According to Ruden, the staff member said Rothberg indicated he would not stop and continued to try to take photos more discretely. She then told him she would have to confiscate the phone until the speech was over.
"He shrugged his shoulders, she took the phone," Ruden said. "I think the gentleman knew he was wrong."
The ASTA staff member gave it to another staff member, and about 10 minutes later, they returned it to Rothberg while he was still in his seat and while Clinton was still on stage, Ruden said.
Most importantly, the staff member told Ruden she didn't erase any images from his phone.
"She wouldn't know how to erase them," Ruden said. "If anything was erased, it was done by somebody else, and/or it was never actually recorded."
Ruden said he didn't actually see the incident occur, nor was he aware of it until a few hours after the speech, when he was notified of the Miami Herald article online. He then spoke with the staff member involved.
"This was not considered a significant enough moment for anyone to tell me about it," he said. "If there had been some kind of altercation or anything resembling, I would have been told immediately."
As far as he's aware, Ruden said, no other phones were confiscated.
While Rothberg and ASTA had different takes on what exactly happened Thursday, they both agreed on one thing: It wasn't a big deal.
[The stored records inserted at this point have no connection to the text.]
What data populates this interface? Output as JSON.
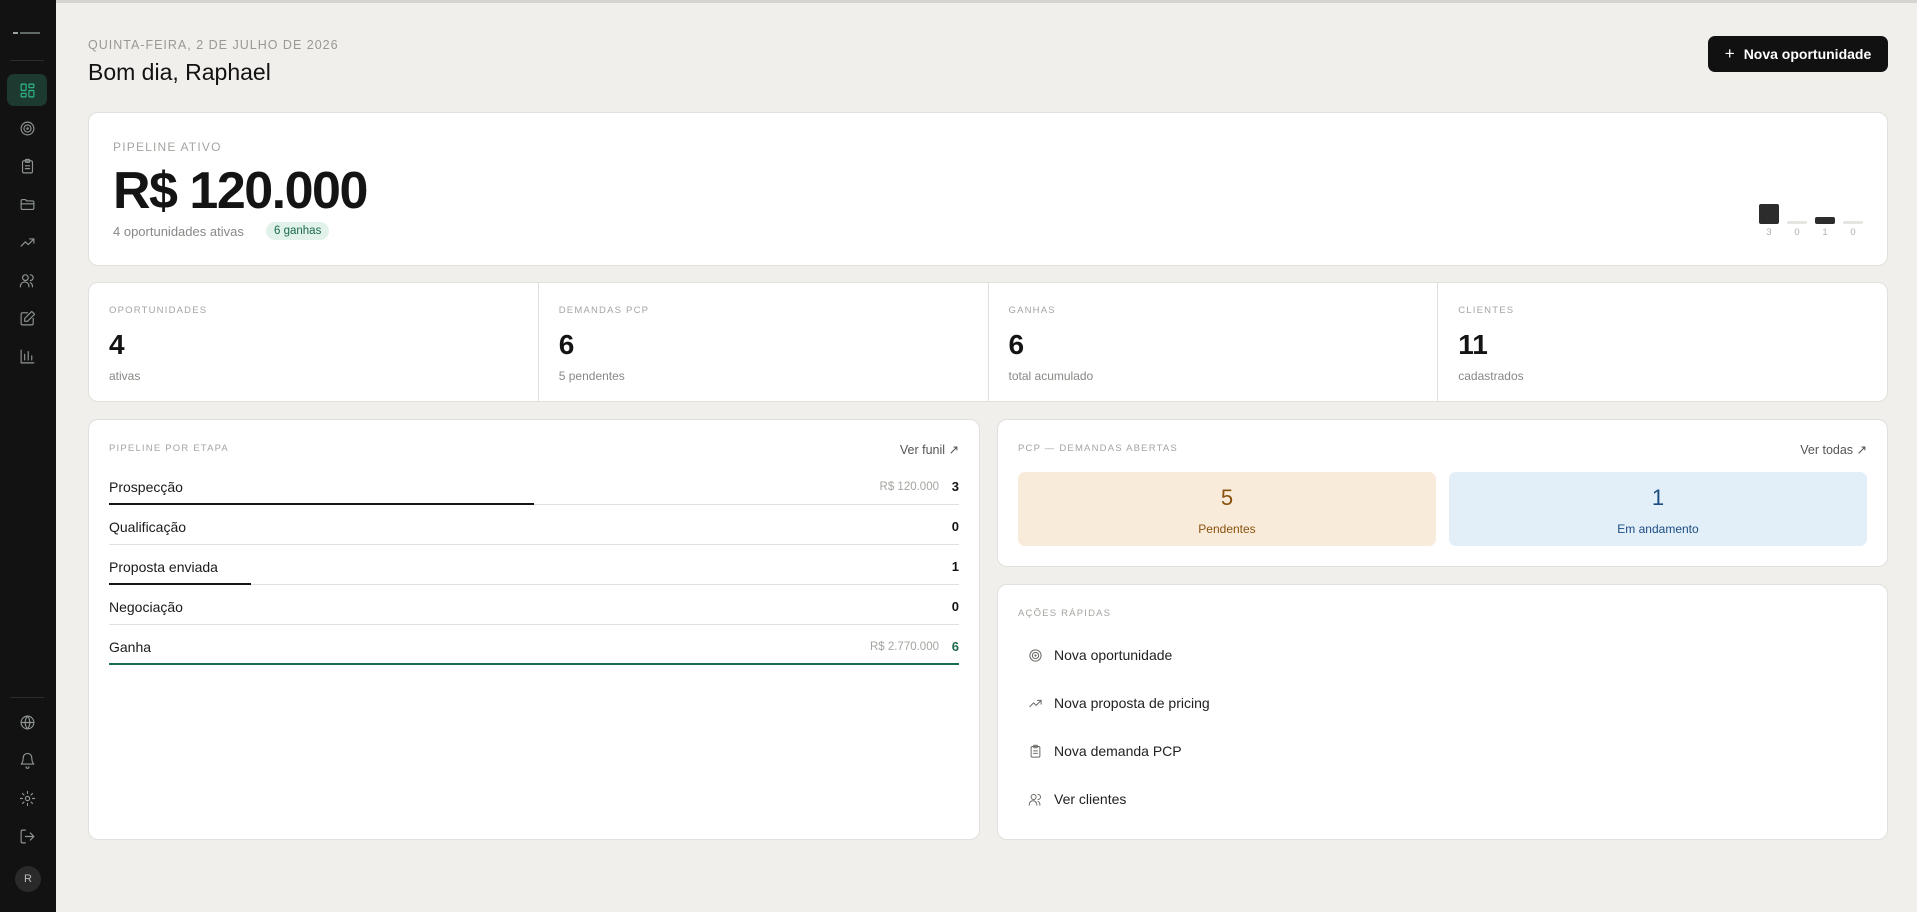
{
  "header": {
    "date": "QUINTA-FEIRA, 2 DE JULHO DE 2026",
    "greeting": "Bom dia, Raphael",
    "new_button": "Nova oportunidade"
  },
  "sidebar": {
    "avatar_initial": "R",
    "items": [
      {
        "name": "dashboard-icon",
        "active": true
      },
      {
        "name": "target-icon"
      },
      {
        "name": "clipboard-icon"
      },
      {
        "name": "folder-icon"
      },
      {
        "name": "trending-up-icon"
      },
      {
        "name": "users-icon"
      },
      {
        "name": "edit-icon"
      },
      {
        "name": "bar-chart-icon"
      }
    ],
    "bottom_items": [
      "globe-icon",
      "bell-icon",
      "settings-icon",
      "logout-icon"
    ]
  },
  "hero": {
    "label": "PIPELINE ATIVO",
    "value": "R$ 120.000",
    "subtitle": "4 oportunidades ativas",
    "badge": "6 ganhas",
    "mini_counts": [
      "3",
      "0",
      "1",
      "0"
    ],
    "mini_levels": [
      3,
      0,
      1,
      0
    ]
  },
  "stats": [
    {
      "label": "OPORTUNIDADES",
      "value": "4",
      "desc": "ativas"
    },
    {
      "label": "DEMANDAS PCP",
      "value": "6",
      "desc": "5 pendentes"
    },
    {
      "label": "GANHAS",
      "value": "6",
      "desc": "total acumulado"
    },
    {
      "label": "CLIENTES",
      "value": "11",
      "desc": "cadastrados"
    }
  ],
  "pipeline": {
    "title": "PIPELINE POR ETAPA",
    "link": "Ver funil ↗",
    "stages": [
      {
        "name": "Prospecção",
        "amount": "R$ 120.000",
        "count": "3",
        "fill_fraction": 0.5
      },
      {
        "name": "Qualificação",
        "amount": "",
        "count": "0",
        "fill_fraction": 0
      },
      {
        "name": "Proposta enviada",
        "amount": "",
        "count": "1",
        "fill_fraction": 0.1667
      },
      {
        "name": "Negociação",
        "amount": "",
        "count": "0",
        "fill_fraction": 0
      },
      {
        "name": "Ganha",
        "amount": "R$ 2.770.000",
        "count": "6",
        "fill_fraction": 1
      }
    ]
  },
  "pcp": {
    "title": "PCP — DEMANDAS ABERTAS",
    "link": "Ver todas ↗",
    "pending_count": "5",
    "pending_label": "Pendentes",
    "progress_count": "1",
    "progress_label": "Em andamento",
    "pending_color": "#8a520f",
    "progress_color": "#1b4d80"
  },
  "quick_actions": {
    "title": "AÇÕES RÁPIDAS",
    "items": [
      {
        "label": "Nova oportunidade",
        "icon": "target-icon"
      },
      {
        "label": "Nova proposta de pricing",
        "icon": "trending-up-icon"
      },
      {
        "label": "Nova demanda PCP",
        "icon": "clipboard-icon"
      },
      {
        "label": "Ver clientes",
        "icon": "users-icon"
      }
    ]
  },
  "colors": {
    "accent": "#1c6b4c",
    "sidebar_bg": "#121212",
    "page_bg": "#f1efeb"
  }
}
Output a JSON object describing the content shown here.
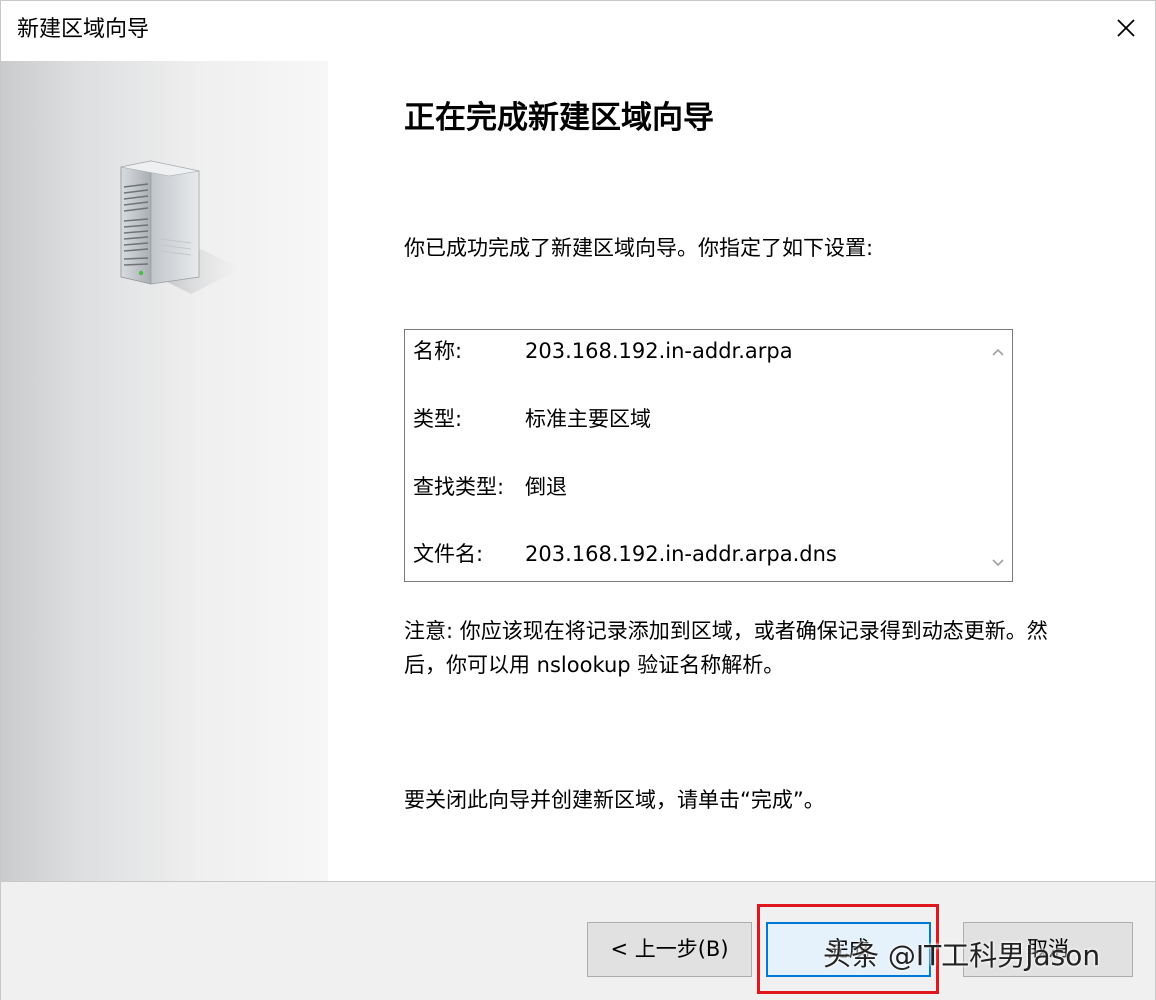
{
  "window": {
    "title": "新建区域向导",
    "close_icon": "close-icon"
  },
  "side_panel": {
    "illustration_icon": "server-icon"
  },
  "main": {
    "heading": "正在完成新建区域向导",
    "intro": "你已成功完成了新建区域向导。你指定了如下设置:",
    "summary": [
      {
        "label": "名称:",
        "value": "203.168.192.in-addr.arpa"
      },
      {
        "label": "类型:",
        "value": "标准主要区域"
      },
      {
        "label": "查找类型:",
        "value": "倒退"
      },
      {
        "label": "文件名:",
        "value": "203.168.192.in-addr.arpa.dns"
      }
    ],
    "note": "注意: 你应该现在将记录添加到区域，或者确保记录得到动态更新。然后，你可以用 nslookup 验证名称解析。",
    "closing": "要关闭此向导并创建新区域，请单击“完成”。"
  },
  "footer": {
    "back_label": "< 上一步(B)",
    "finish_label": "完成",
    "cancel_label": "取消",
    "watermark": "头条 @IT工科男Jason",
    "highlight_color": "#e0161e",
    "focus_color": "#0078d7"
  }
}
With Clinton as a potential presidential nominee, however, her public engagements are viewed under a microscope. And her career is a subject of great interest among the public and the media.
Some outlets quickly seized on the Miami Herald report Thursday, which was headlined, "Hillary Clinton's image control: Security swipes man's phone, erases pic of her at speech." The story fed into buzz about the Hillary Clinton world being a tightly-wound political machine.
Since leaving the state department, Clinton has been active on the speaking circuit, giving paid addresses at trade association gatherings and other events–with some closed to press or cameras.
It appears that at this event, ASTA was in charge of enforcing Clinton's rules, not a member Clinton's own staff.
A spokesperson for Clinton, Nick Merrill, said they were not familiar with the incident and "nobody associated with Secretary Clinton was part of it–security or otherwise."
Whatever happened on Thursday shows one thing for sure: Hillary Clinton is going to remain in the headlines for a while...even if she doesn't always want her picture taken.